The frequent distinction of ‘religious’ and ‘spiritual’ is not without value, especially in the context of the various kinds of scientism that have locked the ‘modern’ mind in a box of reductionist beliefs. But the exploration of the ‘spiritual’ is not so simple and leads most probably to precisely the kind of eclectic mishmash we see emerging from the New Age movement.
The latter is anomalous from the start and, surprising as it might seem, barely able to reach the level of the version generated in the Enlightenment. Consider Schopenhauer as an example.
The New Age movement is a puzzle: two of its main generators, Gurdjieff and Blavatsky, led the movement into grotesque directions and were both notably dishonest figures who crippled their own ‘movements’. It is almost impossible to make anything out of the mess of pottage of Theosophical junk. The ‘teaching’ of Gurdjieff, via the reactionary Ouspensky, is compelling on the surface but a charade of trick advertising to a closer look, and entrapment in the svengali nightmare of a dark side occultist. In the flood of gurus it seems that in every case there is a problematic failure to really speak to modern man.
The question of the ‘spiritual’ is thus more obscured than clarified here.
The distinction might well seek other grounds, including in the study of the early modern, the reformation, and the Enlightenment taken in its broadest range. In the final analysis secular humanism in its own reformation must find a way to broaden its perspective in this vein.

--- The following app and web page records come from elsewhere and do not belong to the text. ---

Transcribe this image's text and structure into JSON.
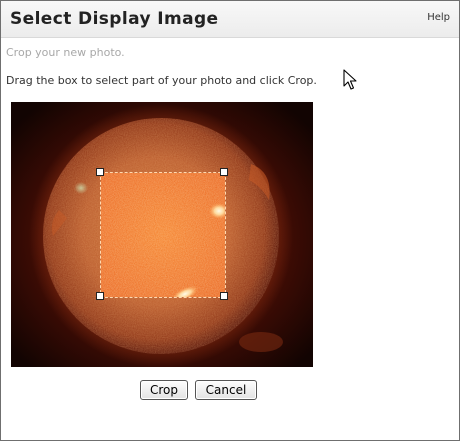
{
  "dialog": {
    "title": "Select Display Image",
    "help_label": "Help"
  },
  "content": {
    "subtitle": "Crop your new photo.",
    "instructions": "Drag the box to select part of your photo and click Crop."
  },
  "buttons": {
    "crop_label": "Crop",
    "cancel_label": "Cancel"
  },
  "colors": {
    "sun_core": "#d8732c",
    "sun_edge": "#6e1508",
    "space": "#180603",
    "crop_area": "#f06a1c",
    "flare": "#fff3c8"
  }
}
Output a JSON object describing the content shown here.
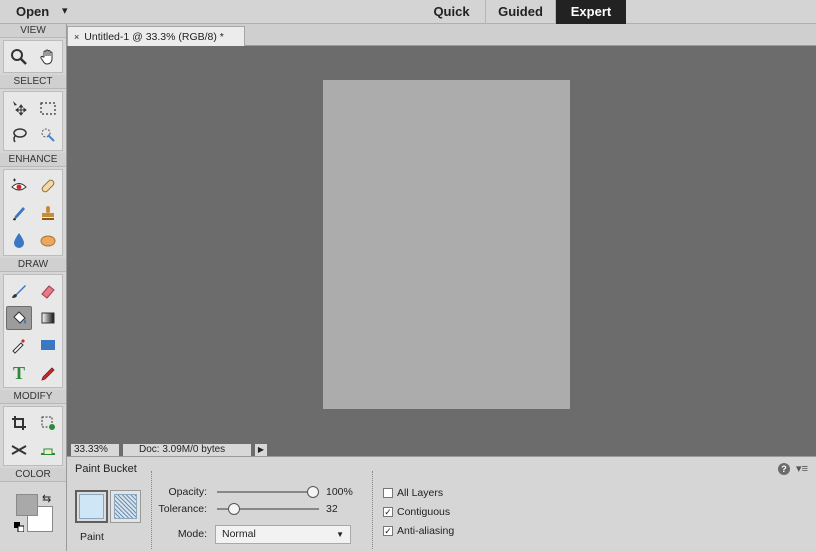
{
  "topbar": {
    "open_label": "Open",
    "open_arrow": "▾",
    "modes": [
      {
        "label": "Quick",
        "active": false
      },
      {
        "label": "Guided",
        "active": false
      },
      {
        "label": "Expert",
        "active": true
      }
    ]
  },
  "toolbox": {
    "sections": {
      "view": "VIEW",
      "select": "SELECT",
      "enhance": "ENHANCE",
      "draw": "DRAW",
      "modify": "MODIFY",
      "color": "COLOR"
    },
    "selected_tool": "paint-bucket-tool",
    "foreground_color": "#a9a9a9",
    "background_color": "#ffffff"
  },
  "document": {
    "tab_title": "Untitled-1 @ 33.3% (RGB/8) *",
    "close_glyph": "×",
    "canvas_color": "#acacac"
  },
  "status": {
    "zoom": "33.33%",
    "doc_info": "Doc: 3.09M/0 bytes",
    "menu_arrow": "▶"
  },
  "options": {
    "tool_name": "Paint Bucket",
    "help_glyph": "?",
    "panel_menu_glyph": "▾≡",
    "paint_label": "Paint",
    "opacity_label": "Opacity:",
    "opacity_value": "100%",
    "opacity_fraction": 1.0,
    "tolerance_label": "Tolerance:",
    "tolerance_value": "32",
    "tolerance_fraction": 0.125,
    "mode_label": "Mode:",
    "mode_value": "Normal",
    "checkboxes": [
      {
        "label": "All Layers",
        "checked": false
      },
      {
        "label": "Contiguous",
        "checked": true
      },
      {
        "label": "Anti-aliasing",
        "checked": true
      }
    ]
  }
}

What is new age spirituality? The book A Course in Miracle is one of the trashiest pieces of junk of the whole movement which is riddled with regressive superstitions of all kinds, along with the p…